Some people simply need someone to help them get their burn on, and get them out the door. They don’t need convo, they don’t need “mad question asking,” and they don’t need their trainer to provide them anything. And that makes total sense – your trainer still needs to listen, because they need to ensure that your training will actually produce the results you want. If you say you want broad shoulders, a small waist, and muscular thighs, creating a training program that’s going to give you a more boxy frame isn’t going to cut it. See? Listening.
Beyond being a great listener and being able to work outside the confines of shame, everything else is about being sure you know exactly what it is you need, and finding trainers that can give you just that.
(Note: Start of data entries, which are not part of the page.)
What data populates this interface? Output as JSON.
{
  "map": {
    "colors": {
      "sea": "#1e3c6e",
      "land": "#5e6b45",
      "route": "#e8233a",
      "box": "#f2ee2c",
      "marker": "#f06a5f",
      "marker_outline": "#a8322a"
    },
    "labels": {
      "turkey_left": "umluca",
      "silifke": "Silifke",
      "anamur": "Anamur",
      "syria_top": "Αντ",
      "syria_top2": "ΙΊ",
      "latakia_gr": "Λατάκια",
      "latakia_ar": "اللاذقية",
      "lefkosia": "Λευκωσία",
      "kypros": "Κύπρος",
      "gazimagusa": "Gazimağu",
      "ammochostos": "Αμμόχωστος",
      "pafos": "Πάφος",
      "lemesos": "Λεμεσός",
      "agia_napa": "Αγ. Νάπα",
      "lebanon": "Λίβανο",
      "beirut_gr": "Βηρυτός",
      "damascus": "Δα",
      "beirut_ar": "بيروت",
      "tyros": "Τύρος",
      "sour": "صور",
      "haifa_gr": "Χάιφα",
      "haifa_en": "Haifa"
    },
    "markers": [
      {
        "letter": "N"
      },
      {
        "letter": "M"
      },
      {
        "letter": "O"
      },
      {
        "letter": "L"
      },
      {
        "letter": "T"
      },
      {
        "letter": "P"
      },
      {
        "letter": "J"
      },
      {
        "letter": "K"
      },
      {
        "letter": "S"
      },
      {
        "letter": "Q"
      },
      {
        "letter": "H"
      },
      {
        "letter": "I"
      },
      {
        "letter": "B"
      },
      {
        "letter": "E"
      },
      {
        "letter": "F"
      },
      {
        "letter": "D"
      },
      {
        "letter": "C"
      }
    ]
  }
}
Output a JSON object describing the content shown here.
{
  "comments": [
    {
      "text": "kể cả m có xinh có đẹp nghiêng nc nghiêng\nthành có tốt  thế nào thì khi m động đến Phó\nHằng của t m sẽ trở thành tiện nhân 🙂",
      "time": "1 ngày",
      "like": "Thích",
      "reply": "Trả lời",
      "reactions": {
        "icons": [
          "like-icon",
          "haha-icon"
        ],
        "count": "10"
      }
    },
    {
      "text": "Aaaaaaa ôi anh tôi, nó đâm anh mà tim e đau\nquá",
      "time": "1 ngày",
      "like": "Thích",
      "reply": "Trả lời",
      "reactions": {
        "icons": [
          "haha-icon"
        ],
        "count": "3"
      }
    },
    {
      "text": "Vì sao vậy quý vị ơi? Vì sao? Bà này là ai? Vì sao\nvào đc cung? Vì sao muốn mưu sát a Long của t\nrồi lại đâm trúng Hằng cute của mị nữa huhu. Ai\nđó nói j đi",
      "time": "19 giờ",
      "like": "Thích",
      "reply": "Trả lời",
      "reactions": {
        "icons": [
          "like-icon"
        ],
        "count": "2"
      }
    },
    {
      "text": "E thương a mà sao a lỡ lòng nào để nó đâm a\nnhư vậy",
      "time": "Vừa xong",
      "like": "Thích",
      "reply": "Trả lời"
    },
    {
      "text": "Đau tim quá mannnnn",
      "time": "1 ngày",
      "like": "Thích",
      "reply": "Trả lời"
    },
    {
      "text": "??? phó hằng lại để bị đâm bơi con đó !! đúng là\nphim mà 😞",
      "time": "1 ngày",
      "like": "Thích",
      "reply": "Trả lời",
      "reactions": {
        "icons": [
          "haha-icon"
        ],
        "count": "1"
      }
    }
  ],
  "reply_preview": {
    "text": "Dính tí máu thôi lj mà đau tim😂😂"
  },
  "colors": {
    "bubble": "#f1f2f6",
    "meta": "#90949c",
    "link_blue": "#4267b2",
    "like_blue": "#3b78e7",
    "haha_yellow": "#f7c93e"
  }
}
Word of mouth still serves as the best referral system you can have access to when it comes to finding the trainer for you and, a good trainer will also have a peer to recommend you to if they think you’re better suited for someone else.
There are technical things like “can provide an assessment” and “can work with your health care providers to provide better support where necessary” but, if you’re someone for whom these things are vital, you’ll realize you have an unsuitable trainer faster than you think.
One trainer might specialize in Animal Flow, another might specialize in power lifting, a third might specialize in body sculpting, another might specialize in post-pregnancy or menopausal women, someone else might specialize in youth training, or sports conditioning, or weight loss, or, or, or….. you get the picture. It’s important to go into the trainer-client relationship understanding what your ultimate goals are, what your goal tree looks like, and what you’re willing to do to get there. If you don’t want to be a power lifter, a power lifting trainer will look you in the face and tell you “then I’m not the trainer for you.” And that’s okay.
Know what you want, find a trainer who sees you as another human being desiring to learn, and who trains you like the future boss you’re destined to be. There are bajillion trainers everywhere, but when you look at them through the lens of what you need – yes, putting your needs first – the herd thins itself out… and you’ll have the trainer-client match made in heaven that you wanted!
What specific questions do you have about training for me? What were the characteristics you loved and hated most about trainers you’ve had? Let’s hear ’em!